- Cloud based services. Microsoft could expand its range of cloud services and software as the demand for cloud-based services is expanding.
- Mobile advertising. Mobile advertising markets are expected to grow in double digits over the next few years and Microsoft has a great opportunity to tap into these markets with its mobile OS.
- Mobile device industry. Smartphones and tablets markets will grow steadily over the next few years and Microsoft could exploit this opportunity by introducing more of its own tablets and a new company phone.
- Growth through acquisitions. With a huge reserve of cash Microsoft could start acquiring new startups that would bring new technology, skills and competences to the business.
- Intense competition in software products. Microsoft is more than ever on the pressure to introduce successful OS both in PC and mobile markets as such competitors like Google and Apple have already established positions.
- Changing consumer needs and habits. Customers shift from buying laptops and standalone PCs to buying smartphones and tablets, the markets, where Microsoft has only a modest market share and may never establish itself.
- Open source projects. Many new open source projects are coming to the market and some of them became quite successful, such as new Linux OS and Open Source Office. Open source projects are free and so they can become an alternative to expensive Microsoft’s products.

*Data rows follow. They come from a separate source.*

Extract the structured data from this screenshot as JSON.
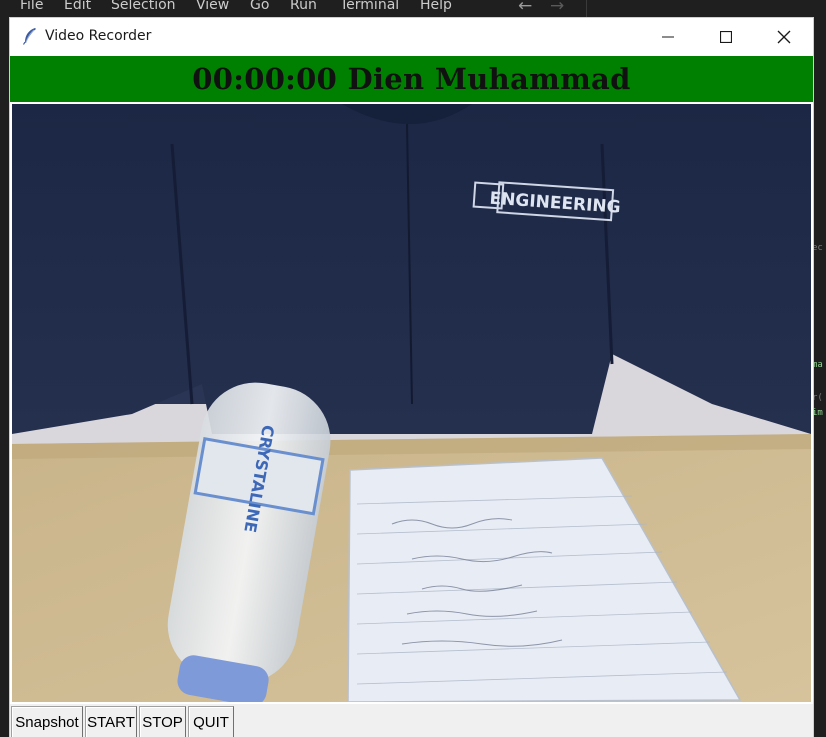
{
  "editor": {
    "menu": [
      "File",
      "Edit",
      "Selection",
      "View",
      "Go",
      "Run",
      "Terminal",
      "Help"
    ],
    "back_arrow": "←",
    "forward_arrow": "→",
    "code_fragments": [
      "ec",
      "ma",
      "r(",
      "im"
    ]
  },
  "window": {
    "title": "Video Recorder",
    "icon": "feather-icon",
    "controls": [
      "minimize-icon",
      "maximize-icon",
      "close-icon"
    ]
  },
  "header": {
    "text": "00:00:00 Dien Muhammad",
    "background": "#008000"
  },
  "video": {
    "shirt_logo_text": "ENGINEERING",
    "bottle_label": "CRYSTALINE"
  },
  "buttons": {
    "snapshot": "Snapshot",
    "start": "START",
    "stop": "STOP",
    "quit": "QUIT"
  }
}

- Potential lawsuits. Microsoft has already been sued for many times and lost quite a few large scale lawsuits. Lawsuits are expensive as they require time and money. And as Microsoft continues to operate more or less the same way, there is high probability for more expensive lawsuits to come.